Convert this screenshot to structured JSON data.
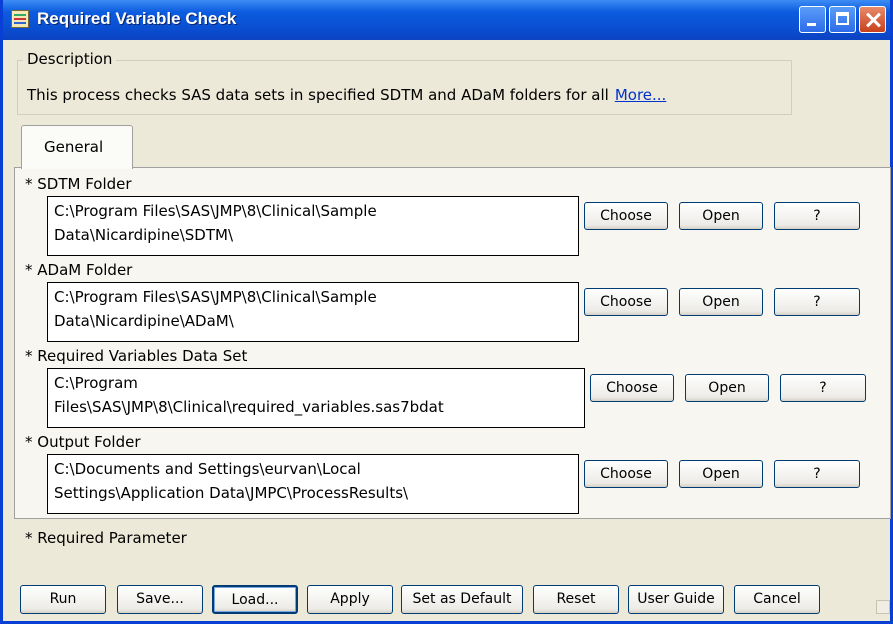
{
  "window": {
    "title": "Required Variable Check"
  },
  "description": {
    "legend": "Description",
    "text": "This process checks SAS data sets in specified SDTM and ADaM folders for all",
    "more_link": "More..."
  },
  "tabs": [
    {
      "label": "General"
    }
  ],
  "fields": [
    {
      "label": "* SDTM Folder",
      "line1": "C:\\Program Files\\SAS\\JMP\\8\\Clinical\\Sample",
      "line2": "Data\\Nicardipine\\SDTM\\"
    },
    {
      "label": "* ADaM Folder",
      "line1": "C:\\Program Files\\SAS\\JMP\\8\\Clinical\\Sample",
      "line2": "Data\\Nicardipine\\ADaM\\"
    },
    {
      "label": "* Required Variables Data Set",
      "line1": "C:\\Program",
      "line2": "Files\\SAS\\JMP\\8\\Clinical\\required_variables.sas7bdat"
    },
    {
      "label": "* Output Folder",
      "line1": "C:\\Documents and Settings\\eurvan\\Local",
      "line2": "Settings\\Application Data\\JMPC\\ProcessResults\\"
    }
  ],
  "field_buttons": {
    "choose": "Choose",
    "open": "Open",
    "help": "?"
  },
  "required_note": "* Required Parameter",
  "bottom_buttons": {
    "run": "Run",
    "save": "Save...",
    "load": "Load...",
    "apply": "Apply",
    "set_default": "Set as Default",
    "reset": "Reset",
    "user_guide": "User Guide",
    "cancel": "Cancel"
  }
}
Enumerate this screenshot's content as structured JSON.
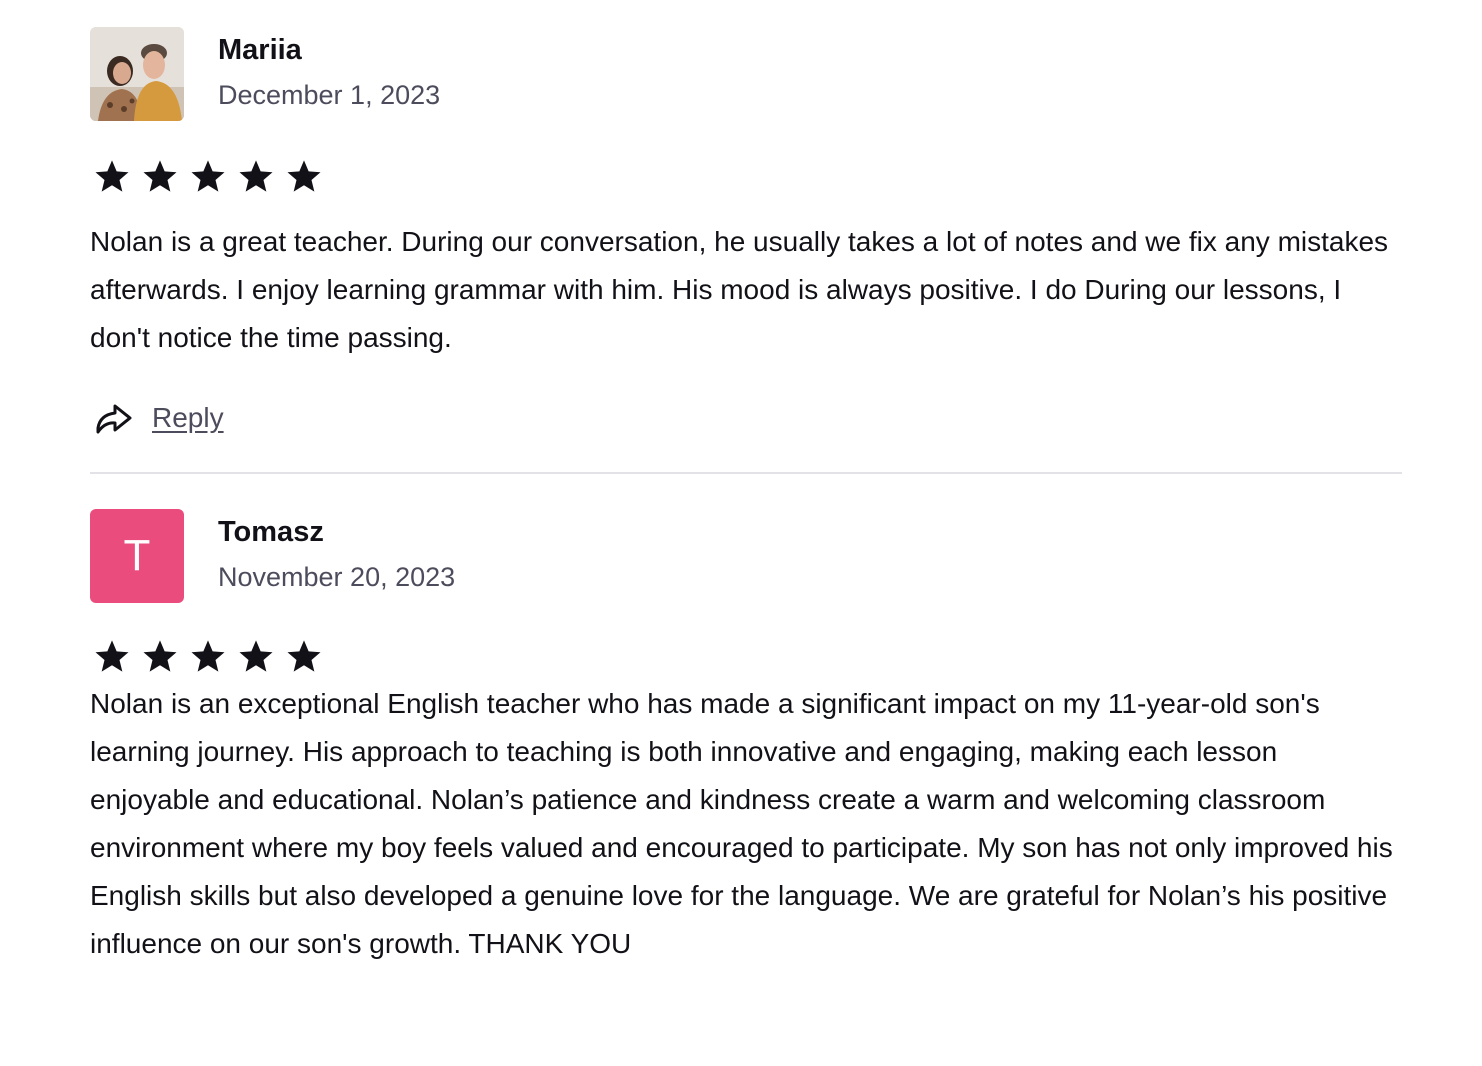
{
  "reviews": [
    {
      "name": "Mariia",
      "date": "December 1, 2023",
      "rating": 5,
      "avatar": {
        "type": "photo"
      },
      "text": "Nolan is a great teacher. During our conversation, he usually takes a lot of notes and we fix any mistakes afterwards. I enjoy learning grammar with him. His mood is always positive. I do During our lessons, I don't notice the time passing.",
      "reply_label": "Reply"
    },
    {
      "name": "Tomasz",
      "date": "November 20, 2023",
      "rating": 5,
      "avatar": {
        "type": "initial",
        "letter": "T",
        "color": "#ea4c7e"
      },
      "text": "Nolan is an exceptional English teacher who has made a significant impact on my 11-year-old son's learning journey. His approach to teaching is both innovative and engaging, making each lesson enjoyable and educational. Nolan’s patience and kindness create a warm and welcoming classroom environment where my boy feels valued and encouraged to participate. My son has not only improved his English skills but also developed a genuine love for the language. We are grateful for Nolan’s his positive influence on our son's growth. THANK YOU"
    }
  ],
  "icons": {
    "star": "star-icon",
    "reply": "share-arrow-icon"
  },
  "colors": {
    "text": "#121117",
    "muted": "#4d4c5c",
    "divider": "#e3e3e7",
    "star": "#121117"
  }
}
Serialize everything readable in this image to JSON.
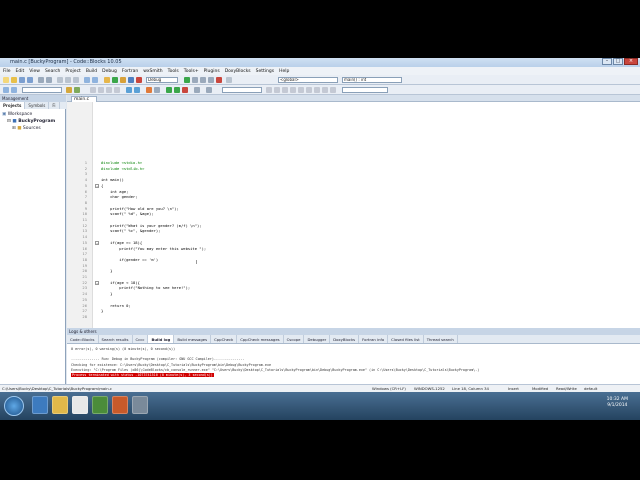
{
  "window": {
    "title": "main.c [BuckyProgram] - Code::Blocks 10.05"
  },
  "menu": [
    "File",
    "Edit",
    "View",
    "Search",
    "Project",
    "Build",
    "Debug",
    "Fortran",
    "wxSmith",
    "Tools",
    "Tools+",
    "Plugins",
    "DoxyBlocks",
    "Settings",
    "Help"
  ],
  "toolbar": {
    "build_target": "Debug",
    "scope": "<global>",
    "function": "main() : int"
  },
  "management": {
    "title": "Management",
    "tabs": [
      "Projects",
      "Symbols",
      "Fi"
    ],
    "workspace": "Workspace",
    "project": "BuckyProgram",
    "folder": "Sources"
  },
  "editor": {
    "file_tab": "main.c",
    "lines": [
      {
        "n": "1",
        "text": "#include <stdio.h>",
        "cls": "pp"
      },
      {
        "n": "2",
        "text": "#include <stdlib.h>",
        "cls": "pp"
      },
      {
        "n": "3",
        "text": "",
        "cls": ""
      },
      {
        "n": "4",
        "text": "int main()",
        "cls": ""
      },
      {
        "n": "5",
        "text": "{",
        "cls": ""
      },
      {
        "n": "6",
        "text": "    int age;",
        "cls": ""
      },
      {
        "n": "7",
        "text": "    char gender;",
        "cls": ""
      },
      {
        "n": "8",
        "text": "",
        "cls": ""
      },
      {
        "n": "9",
        "text": "    printf(\"How old are you? \\n\");",
        "cls": ""
      },
      {
        "n": "10",
        "text": "    scanf(\" %d\", &age);",
        "cls": ""
      },
      {
        "n": "11",
        "text": "",
        "cls": ""
      },
      {
        "n": "12",
        "text": "    printf(\"What is your gender? (m/f) \\n\");",
        "cls": ""
      },
      {
        "n": "13",
        "text": "    scanf(\" %c\", &gender);",
        "cls": ""
      },
      {
        "n": "14",
        "text": "",
        "cls": ""
      },
      {
        "n": "15",
        "text": "    if(age >= 18){",
        "cls": ""
      },
      {
        "n": "16",
        "text": "        printf(\"You may enter this website \");",
        "cls": ""
      },
      {
        "n": "17",
        "text": "",
        "cls": ""
      },
      {
        "n": "18",
        "text": "        if(gender == 'm')",
        "cls": ""
      },
      {
        "n": "19",
        "text": "",
        "cls": ""
      },
      {
        "n": "20",
        "text": "    }",
        "cls": ""
      },
      {
        "n": "21",
        "text": "",
        "cls": ""
      },
      {
        "n": "22",
        "text": "    if(age < 18){",
        "cls": ""
      },
      {
        "n": "23",
        "text": "        printf(\"Nothing to see here!\");",
        "cls": ""
      },
      {
        "n": "24",
        "text": "    }",
        "cls": ""
      },
      {
        "n": "25",
        "text": "",
        "cls": ""
      },
      {
        "n": "26",
        "text": "    return 0;",
        "cls": ""
      },
      {
        "n": "27",
        "text": "}",
        "cls": ""
      },
      {
        "n": "28",
        "text": "",
        "cls": ""
      }
    ]
  },
  "logs": {
    "title": "Logs & others",
    "tabs": [
      "Code::Blocks",
      "Search results",
      "Cccc",
      "Build log",
      "Build messages",
      "CppCheck",
      "CppCheck messages",
      "Cscope",
      "Debugger",
      "DoxyBlocks",
      "Fortran info",
      "Closed files list",
      "Thread search"
    ],
    "active_tab": "Build log",
    "lines": [
      "0 error(s), 0 warning(s) (0 minute(s), 0 second(s))",
      "",
      "-------------- Run: Debug in BuckyProgram (compiler: GNU GCC Compiler)---------------",
      "Checking for existence: C:\\Users\\Bucky\\Desktop\\C_Tutorials\\BuckyProgram\\bin\\Debug\\BuckyProgram.exe",
      "Executing: \"C:\\Program Files (x86)\\CodeBlocks/cb_console_runner.exe\" \"C:\\Users\\Bucky\\Desktop\\C_Tutorials\\BuckyProgram\\bin\\Debug\\BuckyProgram.exe\"  (in C:\\Users\\Bucky\\Desktop\\C_Tutorials\\BuckyProgram\\.)",
      "Process terminated with status -1073741510 (0 minute(s), 3 second(s))"
    ]
  },
  "status": {
    "path": "C:\\Users\\Bucky\\Desktop\\C_Tutorials\\BuckyProgram\\main.c",
    "eol": "Windows (CR+LF)",
    "encoding": "WINDOWS-1252",
    "position": "Line 18, Column 34",
    "insert": "Insert",
    "modified": "Modified",
    "rw": "Read/Write",
    "profile": "default"
  },
  "taskbar": {
    "time": "10:32 AM",
    "date": "9/1/2014"
  }
}
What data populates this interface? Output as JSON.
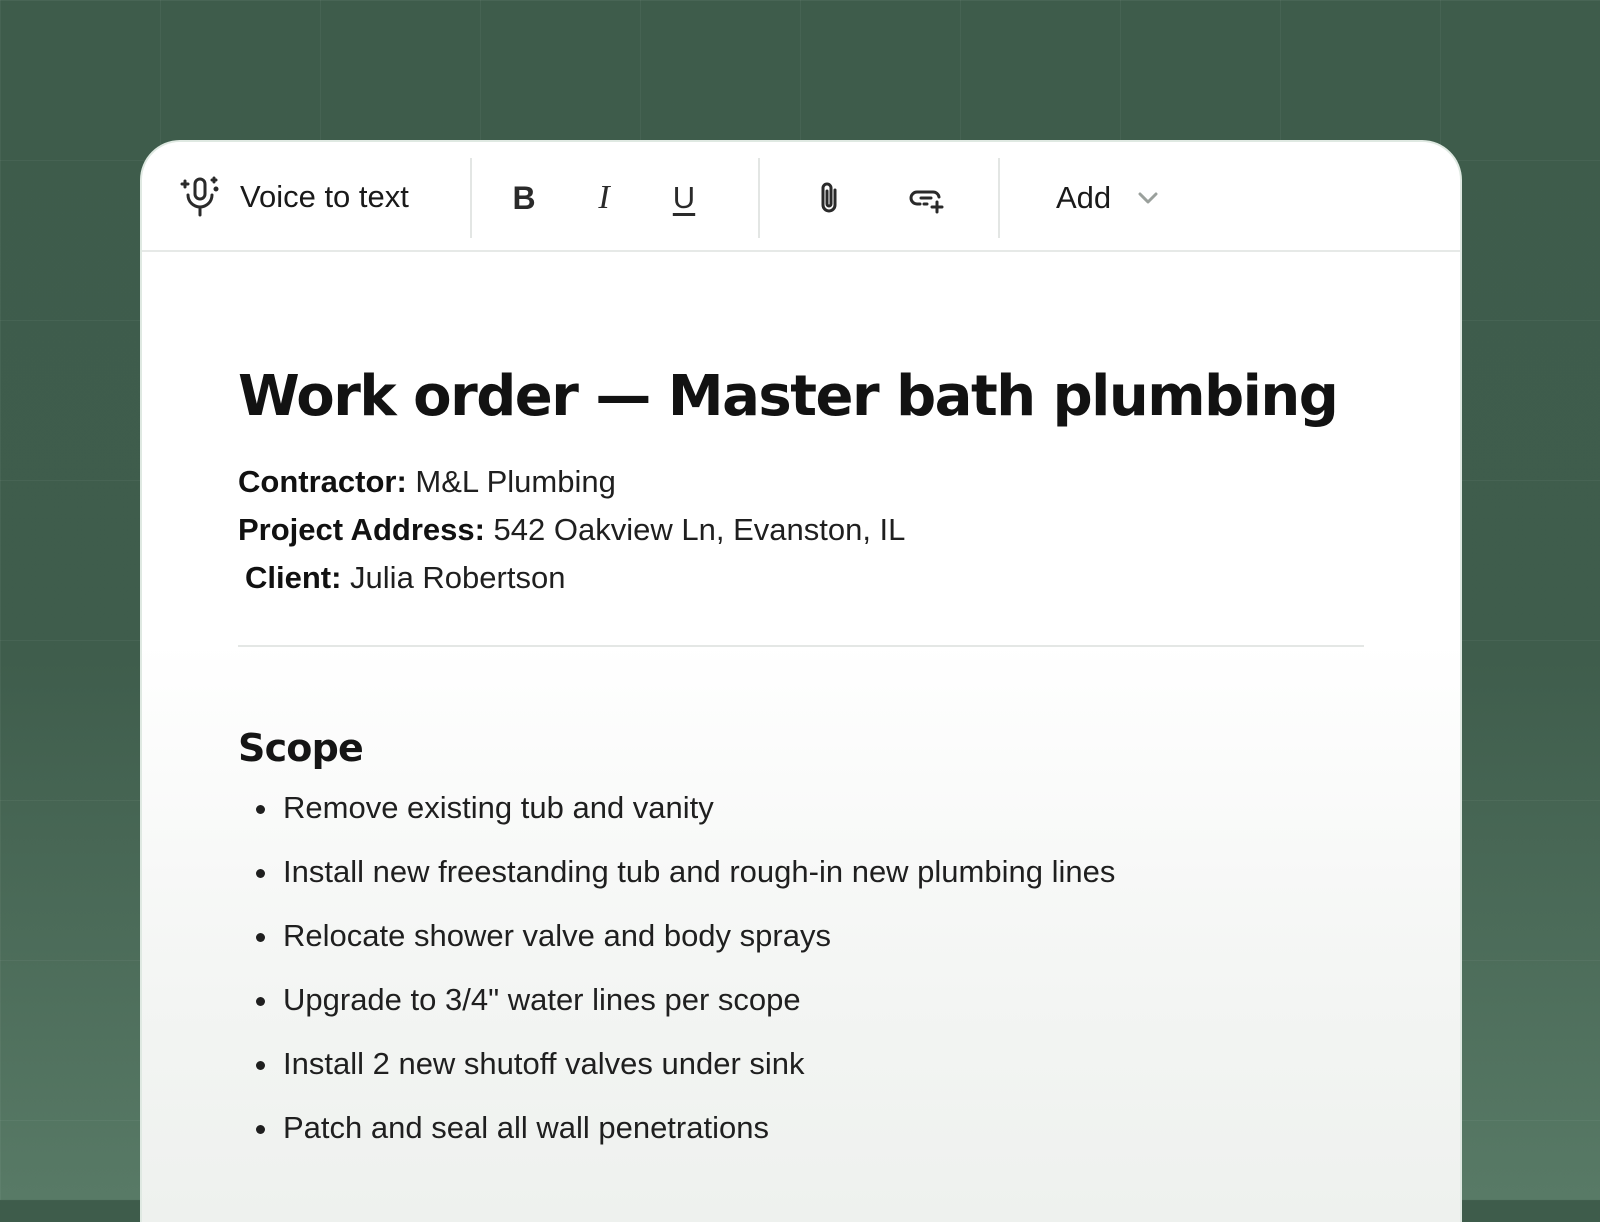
{
  "toolbar": {
    "voice_label": "Voice to text",
    "bold_glyph": "B",
    "italic_glyph": "I",
    "underline_glyph": "U",
    "add_label": "Add",
    "icons": [
      "mic-sparkle-icon",
      "bold-icon",
      "italic-icon",
      "underline-icon",
      "paperclip-icon",
      "add-link-icon",
      "chevron-down-icon"
    ]
  },
  "document": {
    "title": "Work order — Master bath plumbing",
    "contractor_label": "Contractor:",
    "contractor_value": " M&L Plumbing",
    "address_label": "Project Address:",
    "address_value": " 542 Oakview Ln, Evanston, IL",
    "client_label": "Client:",
    "client_value": " Julia Robertson",
    "scope_heading": "Scope",
    "scope_items": [
      "Remove existing tub and vanity",
      "Install new freestanding tub and rough-in new plumbing lines",
      "Relocate shower valve and body sprays",
      "Upgrade to 3/4\" water lines per scope",
      "Install 2 new shutoff valves under sink",
      "Patch and seal all wall penetrations"
    ]
  },
  "colors": {
    "background": "#3f5d4c",
    "card": "#ffffff",
    "text": "#1f1f1f",
    "divider": "#e4e7e5"
  }
}
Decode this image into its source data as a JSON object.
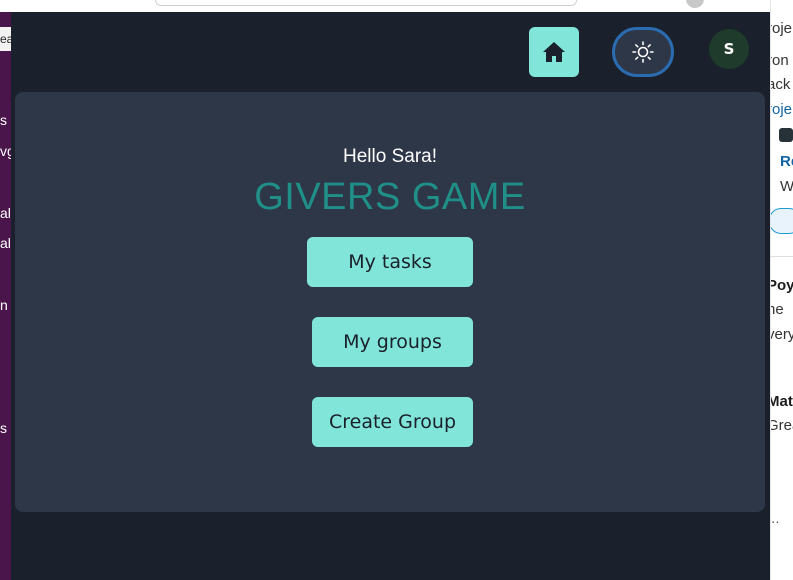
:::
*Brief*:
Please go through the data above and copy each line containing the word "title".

*Your solution*:
    "title": "Required Variable Check"
    "title": "main.c [BuckyProgram] - Code::Blocks 10.05"
    "title": "Management",
    "title": "Logs & others",
    "title": "Work order — Master bath plumbing",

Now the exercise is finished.